— Action item —
Your task is to write out the complete listing exactly as it is shown.

— Records supplied —
════════════════════
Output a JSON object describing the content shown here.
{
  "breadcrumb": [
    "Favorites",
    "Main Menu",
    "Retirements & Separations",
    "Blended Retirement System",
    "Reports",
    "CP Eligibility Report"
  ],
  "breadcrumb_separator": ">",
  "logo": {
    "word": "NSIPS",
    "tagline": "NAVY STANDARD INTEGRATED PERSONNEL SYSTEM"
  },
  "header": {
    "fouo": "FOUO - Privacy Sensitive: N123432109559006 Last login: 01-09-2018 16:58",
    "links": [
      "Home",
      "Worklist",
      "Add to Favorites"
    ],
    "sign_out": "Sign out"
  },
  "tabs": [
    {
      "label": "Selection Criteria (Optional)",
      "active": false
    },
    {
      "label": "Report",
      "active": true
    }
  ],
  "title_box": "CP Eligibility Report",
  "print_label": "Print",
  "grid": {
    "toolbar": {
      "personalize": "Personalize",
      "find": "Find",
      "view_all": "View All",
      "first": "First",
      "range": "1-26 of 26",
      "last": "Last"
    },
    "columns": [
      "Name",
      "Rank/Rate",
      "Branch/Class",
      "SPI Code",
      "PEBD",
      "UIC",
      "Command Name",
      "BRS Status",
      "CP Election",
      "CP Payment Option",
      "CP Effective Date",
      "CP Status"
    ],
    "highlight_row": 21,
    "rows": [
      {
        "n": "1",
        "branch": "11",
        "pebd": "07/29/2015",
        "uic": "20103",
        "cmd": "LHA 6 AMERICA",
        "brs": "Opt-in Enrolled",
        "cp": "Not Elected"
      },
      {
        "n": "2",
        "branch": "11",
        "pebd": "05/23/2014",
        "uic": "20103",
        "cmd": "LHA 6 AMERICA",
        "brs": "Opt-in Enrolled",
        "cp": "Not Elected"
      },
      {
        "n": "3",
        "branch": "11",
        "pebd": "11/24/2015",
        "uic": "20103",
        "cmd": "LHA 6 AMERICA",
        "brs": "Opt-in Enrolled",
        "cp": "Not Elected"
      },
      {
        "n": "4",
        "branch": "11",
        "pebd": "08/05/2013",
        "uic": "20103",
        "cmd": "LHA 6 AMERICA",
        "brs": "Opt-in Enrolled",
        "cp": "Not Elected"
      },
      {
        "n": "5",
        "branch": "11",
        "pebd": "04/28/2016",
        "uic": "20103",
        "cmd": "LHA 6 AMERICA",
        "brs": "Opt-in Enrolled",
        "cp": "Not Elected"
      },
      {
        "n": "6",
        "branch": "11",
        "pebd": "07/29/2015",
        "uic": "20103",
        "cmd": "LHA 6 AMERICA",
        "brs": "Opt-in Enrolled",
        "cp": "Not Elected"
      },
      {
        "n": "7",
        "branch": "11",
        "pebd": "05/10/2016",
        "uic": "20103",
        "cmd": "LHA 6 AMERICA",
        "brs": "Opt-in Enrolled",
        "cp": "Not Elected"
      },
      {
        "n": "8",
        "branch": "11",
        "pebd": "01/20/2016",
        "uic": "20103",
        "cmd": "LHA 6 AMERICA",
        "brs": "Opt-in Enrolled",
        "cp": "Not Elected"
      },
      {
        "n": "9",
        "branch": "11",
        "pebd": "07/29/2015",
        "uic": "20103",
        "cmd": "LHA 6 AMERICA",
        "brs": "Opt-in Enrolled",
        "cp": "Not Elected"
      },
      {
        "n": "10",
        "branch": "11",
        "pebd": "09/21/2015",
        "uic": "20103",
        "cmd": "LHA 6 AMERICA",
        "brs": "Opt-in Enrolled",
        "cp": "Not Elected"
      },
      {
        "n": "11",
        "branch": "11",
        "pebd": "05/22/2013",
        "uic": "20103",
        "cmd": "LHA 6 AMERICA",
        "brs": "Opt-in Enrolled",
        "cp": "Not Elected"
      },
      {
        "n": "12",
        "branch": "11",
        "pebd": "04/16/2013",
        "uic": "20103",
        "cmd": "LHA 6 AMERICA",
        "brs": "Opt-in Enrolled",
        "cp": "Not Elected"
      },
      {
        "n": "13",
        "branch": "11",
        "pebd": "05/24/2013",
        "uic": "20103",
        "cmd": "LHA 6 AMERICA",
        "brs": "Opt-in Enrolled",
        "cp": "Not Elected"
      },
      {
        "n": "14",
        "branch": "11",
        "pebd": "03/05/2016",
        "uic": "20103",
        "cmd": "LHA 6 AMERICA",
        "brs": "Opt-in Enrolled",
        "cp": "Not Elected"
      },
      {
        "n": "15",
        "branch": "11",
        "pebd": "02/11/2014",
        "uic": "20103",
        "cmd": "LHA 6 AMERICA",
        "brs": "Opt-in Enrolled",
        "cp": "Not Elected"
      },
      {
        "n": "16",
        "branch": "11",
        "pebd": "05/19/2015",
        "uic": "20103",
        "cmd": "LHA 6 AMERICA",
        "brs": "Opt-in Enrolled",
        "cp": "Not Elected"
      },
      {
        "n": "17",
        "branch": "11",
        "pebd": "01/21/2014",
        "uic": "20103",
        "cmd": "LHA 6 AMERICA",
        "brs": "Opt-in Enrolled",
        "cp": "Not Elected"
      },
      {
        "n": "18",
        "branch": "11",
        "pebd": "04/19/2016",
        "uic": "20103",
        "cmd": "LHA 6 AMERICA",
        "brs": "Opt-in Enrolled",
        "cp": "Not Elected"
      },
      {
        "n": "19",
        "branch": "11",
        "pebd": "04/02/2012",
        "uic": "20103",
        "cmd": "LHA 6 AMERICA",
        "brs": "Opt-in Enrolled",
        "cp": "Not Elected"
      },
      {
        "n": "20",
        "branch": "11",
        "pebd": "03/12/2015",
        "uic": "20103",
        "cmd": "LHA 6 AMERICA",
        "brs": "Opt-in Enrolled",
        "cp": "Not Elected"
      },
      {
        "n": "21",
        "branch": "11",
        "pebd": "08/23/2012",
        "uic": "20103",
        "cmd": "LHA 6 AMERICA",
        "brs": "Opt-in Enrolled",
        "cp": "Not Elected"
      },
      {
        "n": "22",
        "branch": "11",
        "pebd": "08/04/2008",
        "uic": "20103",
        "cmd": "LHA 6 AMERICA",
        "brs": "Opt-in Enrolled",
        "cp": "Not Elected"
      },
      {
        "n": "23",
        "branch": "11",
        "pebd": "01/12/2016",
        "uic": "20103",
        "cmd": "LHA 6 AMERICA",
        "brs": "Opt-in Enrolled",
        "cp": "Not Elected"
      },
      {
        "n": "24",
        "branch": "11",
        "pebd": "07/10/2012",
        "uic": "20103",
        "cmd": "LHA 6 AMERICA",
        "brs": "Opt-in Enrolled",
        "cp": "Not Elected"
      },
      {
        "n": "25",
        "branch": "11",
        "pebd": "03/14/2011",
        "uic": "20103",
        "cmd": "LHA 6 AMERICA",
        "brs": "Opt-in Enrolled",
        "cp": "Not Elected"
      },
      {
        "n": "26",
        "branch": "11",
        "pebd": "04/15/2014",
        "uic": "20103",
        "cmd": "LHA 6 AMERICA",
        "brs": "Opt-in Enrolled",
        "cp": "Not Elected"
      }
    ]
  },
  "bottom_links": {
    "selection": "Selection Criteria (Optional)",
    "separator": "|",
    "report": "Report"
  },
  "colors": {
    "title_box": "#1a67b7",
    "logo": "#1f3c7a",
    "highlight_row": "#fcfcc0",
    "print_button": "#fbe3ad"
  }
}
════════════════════
— Response to this exercise —
Output a JSON object describing the content shown here.
{
  "breadcrumb": [
    "Favorites",
    "Main Menu",
    "Retirements & Separations",
    "Blended Retirement System",
    "Reports",
    "CP Eligibility Report"
  ],
  "breadcrumb_separator": ">",
  "logo": {
    "word": "NSIPS",
    "tagline": "NAVY STANDARD INTEGRATED PERSONNEL SYSTEM"
  },
  "header": {
    "fouo": "FOUO - Privacy Sensitive: N123432109559006 Last login: 01-09-2018 16:58",
    "links": [
      "Home",
      "Worklist",
      "Add to Favorites"
    ],
    "sign_out": "Sign out"
  },
  "tabs": [
    {
      "label": "Selection Criteria (Optional)",
      "active": false
    },
    {
      "label": "Report",
      "active": true
    }
  ],
  "title_box": "CP Eligibility Report",
  "print_label": "Print",
  "grid": {
    "toolbar": {
      "personalize": "Personalize",
      "find": "Find",
      "view_all": "View All",
      "first": "First",
      "range": "1-26 of 26",
      "last": "Last"
    },
    "columns": [
      "Name",
      "Rank/Rate",
      "Branch/Class",
      "SPI Code",
      "PEBD",
      "UIC",
      "Command Name",
      "BRS Status",
      "CP Election",
      "CP Payment Option",
      "CP Effective Date",
      "CP Status"
    ],
    "highlight_row": 21,
    "rows": [
      {
        "n": "1",
        "branch": "11",
        "pebd": "07/29/2015",
        "uic": "20103",
        "cmd": "LHA 6 AMERICA",
        "brs": "Opt-in Enrolled",
        "cp": "Not Elected"
      },
      {
        "n": "2",
        "branch": "11",
        "pebd": "05/23/2014",
        "uic": "20103",
        "cmd": "LHA 6 AMERICA",
        "brs": "Opt-in Enrolled",
        "cp": "Not Elected"
      },
      {
        "n": "3",
        "branch": "11",
        "pebd": "11/24/2015",
        "uic": "20103",
        "cmd": "LHA 6 AMERICA",
        "brs": "Opt-in Enrolled",
        "cp": "Not Elected"
      },
      {
        "n": "4",
        "branch": "11",
        "pebd": "08/05/2013",
        "uic": "20103",
        "cmd": "LHA 6 AMERICA",
        "brs": "Opt-in Enrolled",
        "cp": "Not Elected"
      },
      {
        "n": "5",
        "branch": "11",
        "pebd": "04/28/2016",
        "uic": "20103",
        "cmd": "LHA 6 AMERICA",
        "brs": "Opt-in Enrolled",
        "cp": "Not Elected"
      },
      {
        "n": "6",
        "branch": "11",
        "pebd": "07/29/2015",
        "uic": "20103",
        "cmd": "LHA 6 AMERICA",
        "brs": "Opt-in Enrolled",
        "cp": "Not Elected"
      },
      {
        "n": "7",
        "branch": "11",
        "pebd": "05/10/2016",
        "uic": "20103",
        "cmd": "LHA 6 AMERICA",
        "brs": "Opt-in Enrolled",
        "cp": "Not Elected"
      },
      {
        "n": "8",
        "branch": "11",
        "pebd": "01/20/2016",
        "uic": "20103",
        "cmd": "LHA 6 AMERICA",
        "brs": "Opt-in Enrolled",
        "cp": "Not Elected"
      },
      {
        "n": "9",
        "branch": "11",
        "pebd": "07/29/2015",
        "uic": "20103",
        "cmd": "LHA 6 AMERICA",
        "brs": "Opt-in Enrolled",
        "cp": "Not Elected"
      },
      {
        "n": "10",
        "branch": "11",
        "pebd": "09/21/2015",
        "uic": "20103",
        "cmd": "LHA 6 AMERICA",
        "brs": "Opt-in Enrolled",
        "cp": "Not Elected"
      },
      {
        "n": "11",
        "branch": "11",
        "pebd": "05/22/2013",
        "uic": "20103",
        "cmd": "LHA 6 AMERICA",
        "brs": "Opt-in Enrolled",
        "cp": "Not Elected"
      },
      {
        "n": "12",
        "branch": "11",
        "pebd": "04/16/2013",
        "uic": "20103",
        "cmd": "LHA 6 AMERICA",
        "brs": "Opt-in Enrolled",
        "cp": "Not Elected"
      },
      {
        "n": "13",
        "branch": "11",
        "pebd": "05/24/2013",
        "uic": "20103",
        "cmd": "LHA 6 AMERICA",
        "brs": "Opt-in Enrolled",
        "cp": "Not Elected"
      },
      {
        "n": "14",
        "branch": "11",
        "pebd": "03/05/2016",
        "uic": "20103",
        "cmd": "LHA 6 AMERICA",
        "brs": "Opt-in Enrolled",
        "cp": "Not Elected"
      },
      {
        "n": "15",
        "branch": "11",
        "pebd": "02/11/2014",
        "uic": "20103",
        "cmd": "LHA 6 AMERICA",
        "brs": "Opt-in Enrolled",
        "cp": "Not Elected"
      },
      {
        "n": "16",
        "branch": "11",
        "pebd": "05/19/2015",
        "uic": "20103",
        "cmd": "LHA 6 AMERICA",
        "brs": "Opt-in Enrolled",
        "cp": "Not Elected"
      },
      {
        "n": "17",
        "branch": "11",
        "pebd": "01/21/2014",
        "uic": "20103",
        "cmd": "LHA 6 AMERICA",
        "brs": "Opt-in Enrolled",
        "cp": "Not Elected"
      },
      {
        "n": "18",
        "branch": "11",
        "pebd": "04/19/2016",
        "uic": "20103",
        "cmd": "LHA 6 AMERICA",
        "brs": "Opt-in Enrolled",
        "cp": "Not Elected"
      },
      {
        "n": "19",
        "branch": "11",
        "pebd": "04/02/2012",
        "uic": "20103",
        "cmd": "LHA 6 AMERICA",
        "brs": "Opt-in Enrolled",
        "cp": "Not Elected"
      },
      {
        "n": "20",
        "branch": "11",
        "pebd": "03/12/2015",
        "uic": "20103",
        "cmd": "LHA 6 AMERICA",
        "brs": "Opt-in Enrolled",
        "cp": "Not Elected"
      },
      {
        "n": "21",
        "branch": "11",
        "pebd": "08/23/2012",
        "uic": "20103",
        "cmd": "LHA 6 AMERICA",
        "brs": "Opt-in Enrolled",
        "cp": "Not Elected"
      },
      {
        "n": "22",
        "branch": "11",
        "pebd": "08/04/2008",
        "uic": "20103",
        "cmd": "LHA 6 AMERICA",
        "brs": "Opt-in Enrolled",
        "cp": "Not Elected"
      },
      {
        "n": "23",
        "branch": "11",
        "pebd": "01/12/2016",
        "uic": "20103",
        "cmd": "LHA 6 AMERICA",
        "brs": "Opt-in Enrolled",
        "cp": "Not Elected"
      },
      {
        "n": "24",
        "branch": "11",
        "pebd": "07/10/2012",
        "uic": "20103",
        "cmd": "LHA 6 AMERICA",
        "brs": "Opt-in Enrolled",
        "cp": "Not Elected"
      },
      {
        "n": "25",
        "branch": "11",
        "pebd": "03/14/2011",
        "uic": "20103",
        "cmd": "LHA 6 AMERICA",
        "brs": "Opt-in Enrolled",
        "cp": "Not Elected"
      },
      {
        "n": "26",
        "branch": "11",
        "pebd": "04/15/2014",
        "uic": "20103",
        "cmd": "LHA 6 AMERICA",
        "brs": "Opt-in Enrolled",
        "cp": "Not Elected"
      }
    ]
  },
  "bottom_links": {
    "selection": "Selection Criteria (Optional)",
    "separator": "|",
    "report": "Report"
  },
  "colors": {
    "title_box": "#1a67b7",
    "logo": "#1f3c7a",
    "highlight_row": "#fcfcc0",
    "print_button": "#fbe3ad"
  }
}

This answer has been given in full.